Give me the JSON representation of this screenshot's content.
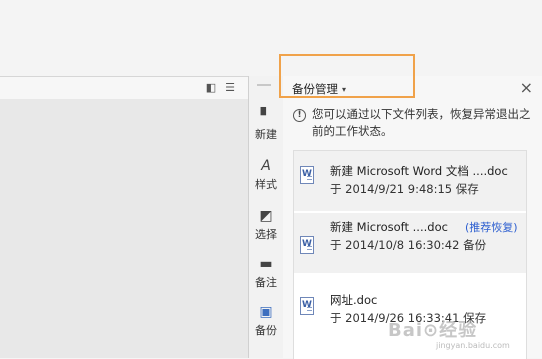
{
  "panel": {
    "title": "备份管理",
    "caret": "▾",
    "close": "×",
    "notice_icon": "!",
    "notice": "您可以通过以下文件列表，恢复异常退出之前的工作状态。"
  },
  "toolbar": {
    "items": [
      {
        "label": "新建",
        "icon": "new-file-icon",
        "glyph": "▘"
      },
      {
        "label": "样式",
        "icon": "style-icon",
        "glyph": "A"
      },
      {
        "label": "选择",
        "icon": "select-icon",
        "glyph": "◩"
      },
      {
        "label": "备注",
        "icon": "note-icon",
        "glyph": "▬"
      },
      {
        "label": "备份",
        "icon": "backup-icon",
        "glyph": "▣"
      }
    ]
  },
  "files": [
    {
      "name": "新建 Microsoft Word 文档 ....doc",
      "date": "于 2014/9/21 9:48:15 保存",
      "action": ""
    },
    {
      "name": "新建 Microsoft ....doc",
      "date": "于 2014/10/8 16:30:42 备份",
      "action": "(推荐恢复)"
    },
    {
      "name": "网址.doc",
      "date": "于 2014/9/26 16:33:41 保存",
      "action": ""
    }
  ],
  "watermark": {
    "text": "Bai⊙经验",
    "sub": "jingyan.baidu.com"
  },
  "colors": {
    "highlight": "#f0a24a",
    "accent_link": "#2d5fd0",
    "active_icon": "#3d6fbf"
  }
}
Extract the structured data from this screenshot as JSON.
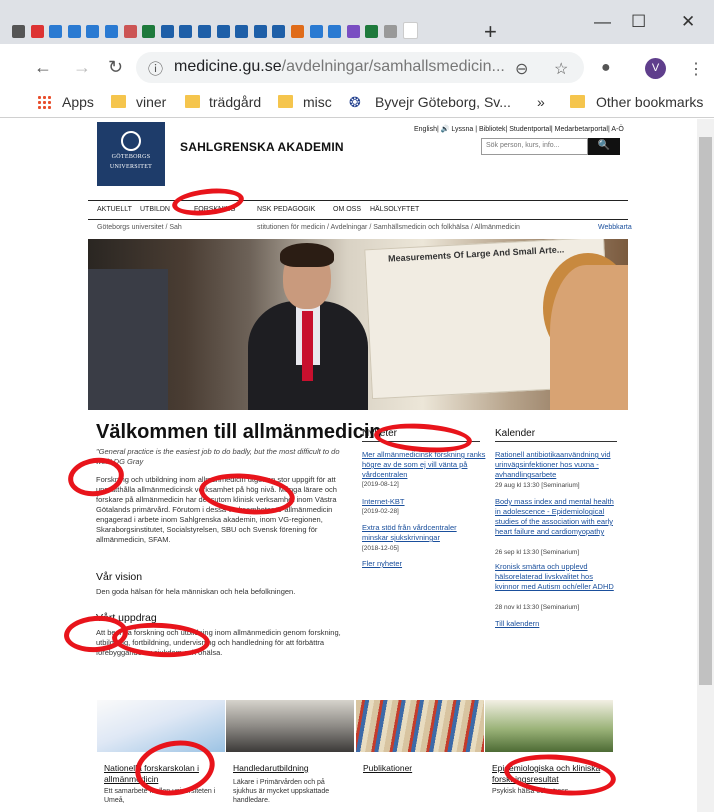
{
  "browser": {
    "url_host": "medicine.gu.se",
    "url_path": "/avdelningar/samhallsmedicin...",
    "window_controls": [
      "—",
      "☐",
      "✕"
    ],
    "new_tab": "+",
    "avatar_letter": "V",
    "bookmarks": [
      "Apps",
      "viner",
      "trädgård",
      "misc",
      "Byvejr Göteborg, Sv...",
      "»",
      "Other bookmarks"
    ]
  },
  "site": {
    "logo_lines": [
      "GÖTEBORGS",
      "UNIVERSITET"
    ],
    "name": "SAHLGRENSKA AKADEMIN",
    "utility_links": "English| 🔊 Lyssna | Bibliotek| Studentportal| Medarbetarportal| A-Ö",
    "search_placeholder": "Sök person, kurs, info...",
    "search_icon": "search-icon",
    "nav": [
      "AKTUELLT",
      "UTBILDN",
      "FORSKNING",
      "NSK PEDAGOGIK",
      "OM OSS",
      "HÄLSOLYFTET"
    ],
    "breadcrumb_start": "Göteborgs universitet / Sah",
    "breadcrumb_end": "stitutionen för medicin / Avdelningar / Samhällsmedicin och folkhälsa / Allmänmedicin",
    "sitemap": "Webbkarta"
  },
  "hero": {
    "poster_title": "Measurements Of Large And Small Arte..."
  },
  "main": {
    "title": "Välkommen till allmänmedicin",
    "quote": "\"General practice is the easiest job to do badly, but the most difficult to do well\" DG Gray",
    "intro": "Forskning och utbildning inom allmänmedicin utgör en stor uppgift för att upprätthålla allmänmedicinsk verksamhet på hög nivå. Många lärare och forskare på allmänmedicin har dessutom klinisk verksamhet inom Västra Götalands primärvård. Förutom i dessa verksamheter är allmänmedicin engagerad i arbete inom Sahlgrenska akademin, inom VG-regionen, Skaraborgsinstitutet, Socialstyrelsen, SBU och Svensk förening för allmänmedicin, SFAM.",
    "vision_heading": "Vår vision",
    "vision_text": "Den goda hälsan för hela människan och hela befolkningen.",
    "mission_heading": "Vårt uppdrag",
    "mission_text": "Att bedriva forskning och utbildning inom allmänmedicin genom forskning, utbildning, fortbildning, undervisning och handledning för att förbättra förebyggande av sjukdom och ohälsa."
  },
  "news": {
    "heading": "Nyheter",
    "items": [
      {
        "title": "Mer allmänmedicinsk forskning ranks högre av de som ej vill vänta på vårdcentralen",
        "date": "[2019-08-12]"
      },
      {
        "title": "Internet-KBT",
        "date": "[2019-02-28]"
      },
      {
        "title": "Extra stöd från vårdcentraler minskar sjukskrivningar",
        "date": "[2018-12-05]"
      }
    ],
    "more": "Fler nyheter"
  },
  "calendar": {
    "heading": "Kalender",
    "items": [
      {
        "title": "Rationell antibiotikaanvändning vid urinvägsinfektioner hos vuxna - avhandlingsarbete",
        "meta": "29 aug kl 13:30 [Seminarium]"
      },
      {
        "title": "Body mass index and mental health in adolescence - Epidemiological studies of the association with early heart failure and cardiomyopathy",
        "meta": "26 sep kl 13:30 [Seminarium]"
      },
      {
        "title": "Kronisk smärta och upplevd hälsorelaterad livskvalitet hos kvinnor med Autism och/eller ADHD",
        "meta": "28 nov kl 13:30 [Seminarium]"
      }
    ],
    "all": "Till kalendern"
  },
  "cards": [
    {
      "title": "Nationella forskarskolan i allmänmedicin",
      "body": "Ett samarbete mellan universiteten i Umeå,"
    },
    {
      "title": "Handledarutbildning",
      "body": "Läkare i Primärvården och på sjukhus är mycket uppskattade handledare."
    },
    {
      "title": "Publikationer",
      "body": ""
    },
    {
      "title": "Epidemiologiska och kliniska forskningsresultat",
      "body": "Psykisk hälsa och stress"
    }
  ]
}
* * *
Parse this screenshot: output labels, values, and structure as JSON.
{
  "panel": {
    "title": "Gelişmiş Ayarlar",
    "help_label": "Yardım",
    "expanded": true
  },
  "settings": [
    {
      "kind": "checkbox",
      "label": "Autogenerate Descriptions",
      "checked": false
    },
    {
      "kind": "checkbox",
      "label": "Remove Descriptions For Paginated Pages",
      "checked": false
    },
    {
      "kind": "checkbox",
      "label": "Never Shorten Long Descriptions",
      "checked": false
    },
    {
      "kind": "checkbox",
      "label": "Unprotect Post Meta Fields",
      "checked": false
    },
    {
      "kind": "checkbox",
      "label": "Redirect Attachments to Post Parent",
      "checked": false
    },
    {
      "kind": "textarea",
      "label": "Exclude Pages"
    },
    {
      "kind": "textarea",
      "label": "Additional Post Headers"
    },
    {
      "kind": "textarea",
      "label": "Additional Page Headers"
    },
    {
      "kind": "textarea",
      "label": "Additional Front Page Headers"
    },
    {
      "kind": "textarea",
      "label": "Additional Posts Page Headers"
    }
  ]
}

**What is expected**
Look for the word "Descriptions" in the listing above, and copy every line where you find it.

**Your solution**
      "label": "Autogenerate Descriptions",
      "label": "Remove Descriptions For Paginated Pages",
      "label": "Never Shorten Long Descriptions",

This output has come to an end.